** Task directions **
What you produce should match the records below precisely, except that images are removed.

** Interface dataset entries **
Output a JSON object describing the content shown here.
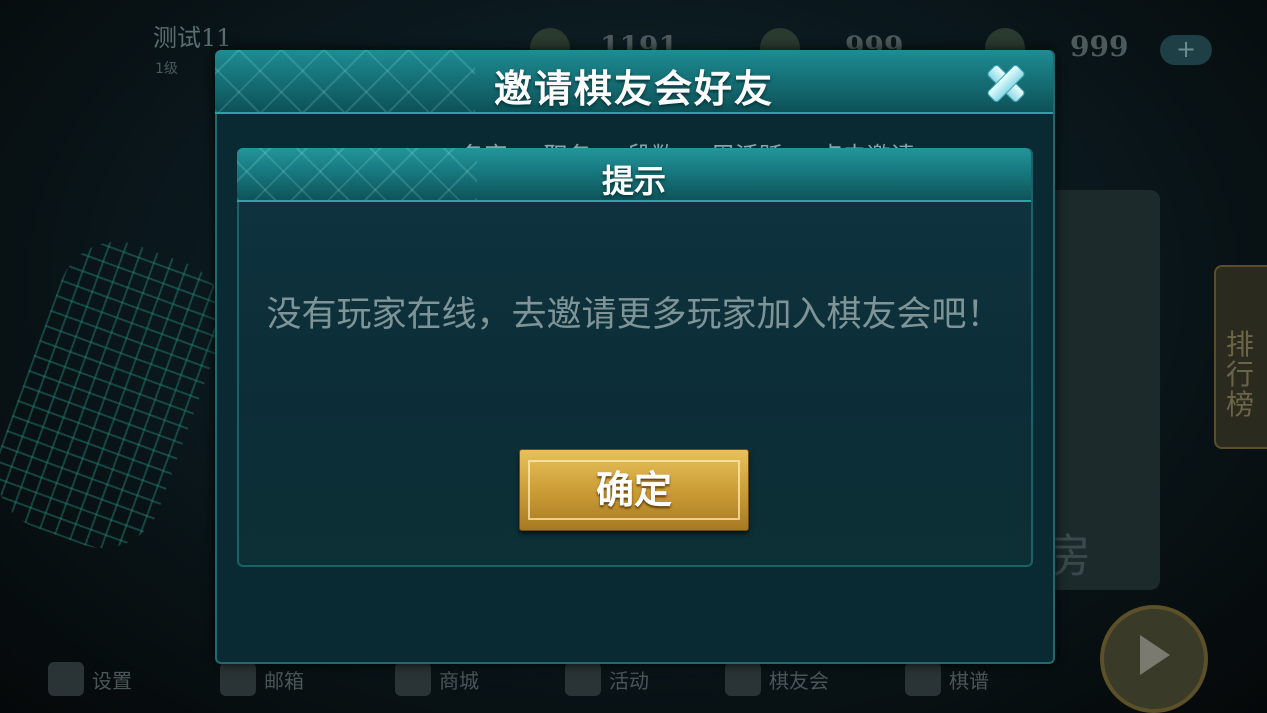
{
  "player": {
    "name": "测试11",
    "level": "1级"
  },
  "resources": {
    "coins": "1191",
    "gems": "999",
    "tickets": "999",
    "plus_label": "+"
  },
  "side": {
    "rank_label": "排行榜",
    "card_text": "房"
  },
  "bottom_nav": [
    {
      "label": "设置",
      "icon": "gear-icon"
    },
    {
      "label": "邮箱",
      "icon": "mail-icon"
    },
    {
      "label": "商城",
      "icon": "cart-icon"
    },
    {
      "label": "活动",
      "icon": "gift-icon"
    },
    {
      "label": "棋友会",
      "icon": "club-icon"
    },
    {
      "label": "棋谱",
      "icon": "book-icon"
    }
  ],
  "invite_dialog": {
    "title": "邀请棋友会好友",
    "columns": [
      "名字",
      "职务",
      "段数",
      "周活跃",
      "点击邀请"
    ]
  },
  "tip_dialog": {
    "title": "提示",
    "message": "没有玩家在线，去邀请更多玩家加入棋友会吧！",
    "ok_label": "确定"
  },
  "colors": {
    "accent_teal": "#1f8c93",
    "button_gold": "#c99a34"
  }
}
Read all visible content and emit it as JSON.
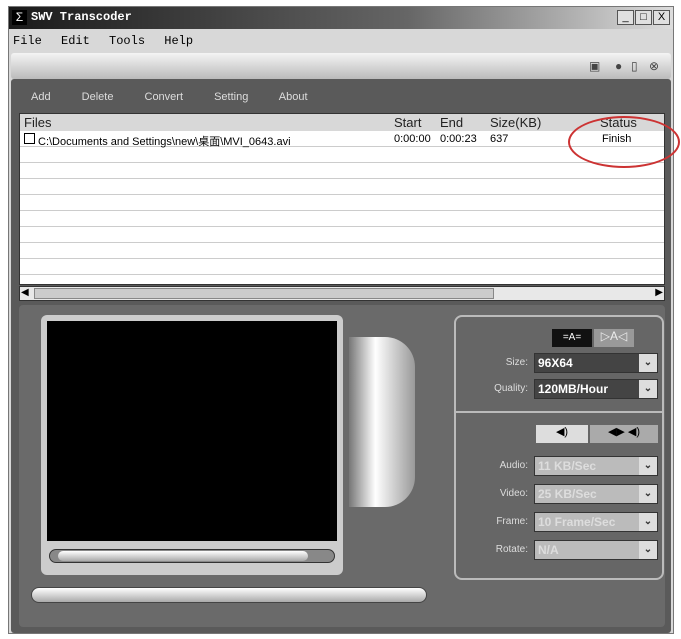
{
  "window": {
    "title": "SWV Transcoder",
    "controls": [
      "_",
      "□",
      "X"
    ]
  },
  "menu": [
    "File",
    "Edit",
    "Tools",
    "Help"
  ],
  "toolbar": [
    "Add",
    "Delete",
    "Convert",
    "Setting",
    "About"
  ],
  "list": {
    "columns": [
      "Files",
      "Start",
      "End",
      "Size(KB)",
      "Status"
    ],
    "rows": [
      {
        "file": "C:\\Documents and Settings\\new\\桌面\\MVI_0643.avi",
        "start": "0:00:00",
        "end": "0:00:23",
        "size": "637",
        "status": "Finish",
        "checked": false
      }
    ]
  },
  "settings": {
    "size": {
      "label": "Size:",
      "value": "96X64"
    },
    "quality": {
      "label": "Quality:",
      "value": "120MB/Hour"
    },
    "audio": {
      "label": "Audio:",
      "value": "11 KB/Sec"
    },
    "video": {
      "label": "Video:",
      "value": "25 KB/Sec"
    },
    "frame": {
      "label": "Frame:",
      "value": "10 Frame/Sec"
    },
    "rotate": {
      "label": "Rotate:",
      "value": "N/A"
    }
  },
  "annotation_color": "#cc3333"
}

** Reply **
Output a JSON object describing the content shown here.
{
  "player": {
    "name": "测试11",
    "level": "1级"
  },
  "resources": {
    "coins": "1191",
    "gems": "999",
    "tickets": "999",
    "plus_label": "+"
  },
  "side": {
    "rank_label": "排行榜",
    "card_text": "房"
  },
  "bottom_nav": [
    {
      "label": "设置",
      "icon": "gear-icon"
    },
    {
      "label": "邮箱",
      "icon": "mail-icon"
    },
    {
      "label": "商城",
      "icon": "cart-icon"
    },
    {
      "label": "活动",
      "icon": "gift-icon"
    },
    {
      "label": "棋友会",
      "icon": "club-icon"
    },
    {
      "label": "棋谱",
      "icon": "book-icon"
    }
  ],
  "invite_dialog": {
    "title": "邀请棋友会好友",
    "columns": [
      "名字",
      "职务",
      "段数",
      "周活跃",
      "点击邀请"
    ]
  },
  "tip_dialog": {
    "title": "提示",
    "message": "没有玩家在线，去邀请更多玩家加入棋友会吧！",
    "ok_label": "确定"
  },
  "colors": {
    "accent_teal": "#1f8c93",
    "button_gold": "#c99a34"
  }
}
Read all visible content and emit it as JSON.
{
  "window": {
    "title": "SWV Transcoder",
    "controls": [
      "_",
      "□",
      "X"
    ]
  },
  "menu": [
    "File",
    "Edit",
    "Tools",
    "Help"
  ],
  "toolbar": [
    "Add",
    "Delete",
    "Convert",
    "Setting",
    "About"
  ],
  "list": {
    "columns": [
      "Files",
      "Start",
      "End",
      "Size(KB)",
      "Status"
    ],
    "rows": [
      {
        "file": "C:\\Documents and Settings\\new\\桌面\\MVI_0643.avi",
        "start": "0:00:00",
        "end": "0:00:23",
        "size": "637",
        "status": "Finish",
        "checked": false
      }
    ]
  },
  "settings": {
    "size": {
      "label": "Size:",
      "value": "96X64"
    },
    "quality": {
      "label": "Quality:",
      "value": "120MB/Hour"
    },
    "audio": {
      "label": "Audio:",
      "value": "11 KB/Sec"
    },
    "video": {
      "label": "Video:",
      "value": "25 KB/Sec"
    },
    "frame": {
      "label": "Frame:",
      "value": "10 Frame/Sec"
    },
    "rotate": {
      "label": "Rotate:",
      "value": "N/A"
    }
  },
  "annotation_color": "#cc3333"
}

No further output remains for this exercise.